David Marcus on arts funding versus arts diversity:

The NEA and the tax exempt status of many arts organisations are hurting the very art forms they purport to support. They are in fact making American art less relevant to Americans’ lives… It is simply accepted that government support of the arts creates better, and better attended art. In fact, the perverse market incentives enshrined by federal tax expenditures through deductions for arts giving and direct government support have been accompanied by a decrease in attendance and a crisis in theatre… Fewer and fewer people go to theatre even though the federal dollars keep rolling in. These government dollars are not expanding the base of arts attendees, but rather subsidising the entertainment of wealthy, white people. Government dollars are not content neutral, a cultural ground game is being executed by the progressive Non Profit community to ensure that culture remains the sole preserve of leftist ideology… According to the NEAs own numbers the percentage of Americans who attended theatre dropped by thirty percent from 1992 to 2008. In that time the number of 501 (c) 3 tax exempt theatres doubled, from about 900 to about 1800. The total number of tax payer dollars dedicated to those companies also increased. So more companies are getting more money to create theatre but fewer people are attending.

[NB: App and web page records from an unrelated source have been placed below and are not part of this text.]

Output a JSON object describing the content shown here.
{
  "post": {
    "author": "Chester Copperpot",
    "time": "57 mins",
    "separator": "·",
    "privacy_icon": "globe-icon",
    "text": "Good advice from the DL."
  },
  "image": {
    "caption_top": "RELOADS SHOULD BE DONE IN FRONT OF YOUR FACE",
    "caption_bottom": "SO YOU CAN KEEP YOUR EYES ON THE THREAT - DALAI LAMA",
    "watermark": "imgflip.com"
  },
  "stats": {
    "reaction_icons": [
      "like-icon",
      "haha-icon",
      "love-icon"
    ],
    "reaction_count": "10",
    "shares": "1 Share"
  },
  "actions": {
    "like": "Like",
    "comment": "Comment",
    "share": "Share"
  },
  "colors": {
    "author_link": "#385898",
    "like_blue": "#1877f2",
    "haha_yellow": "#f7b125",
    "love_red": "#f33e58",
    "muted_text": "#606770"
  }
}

And the playwright David Mamet on the same:

It is only in state-subsidised theatre (whether the subsidy is direct, in the form of grants, or indirect, as tax-deductible donations to universities or arts organisations) that the ideologue can hold sway, for he is then subject not to the immediate verdict of the audience but to the good wishes of the granting authority, whose good wishes he will, thus, devote his energies to obtaining.

The political uniformity and extraordinary conceits of our own pubicly-funded arts establishment have entertained us many, many times. As when the writer Hanif Kureishi told Guardian readers that culture, as represented by him, is “a form of dissent,” while the paper’s theatre critic Michael Billington claimed that a reduction of taxpayer subsidy for loss-making plays is nothing less than “suppression” of that “dissent.” Likewise, when the playwright Jonathan Holmes claimed that he and his peers are “speaking truth to power” – I kid you not – and insisted, based on nothing, that “the sole genuine reason for cuts is censorship of some form” and “the only governments to systematically attack the arts have been the ones that also attacked democracy.” You see, the suggestion that artists might consider earning a living, rather than leeching at the taxpayer’s teat, is apparently indistinguishable from fascist brutality and the end of civilisation. Though when the status quo in London’s dramatic circles is overwhelmingly leftwing, and when publicly subsidised art and theatre tend to favour parties that favour further public subsidy for art and theatre, what “dissent” actually means is somewhat unclear. And reluctant taxpayers please take note: Despite all the years of providing hand-outs, you’re now the oppressor. Yes, Mr Holmes and his peers are “speaking truth to power,” and for that they must have power over your wallet. And your wallet, and yours.


Continue reading "Elsewhere (100)" »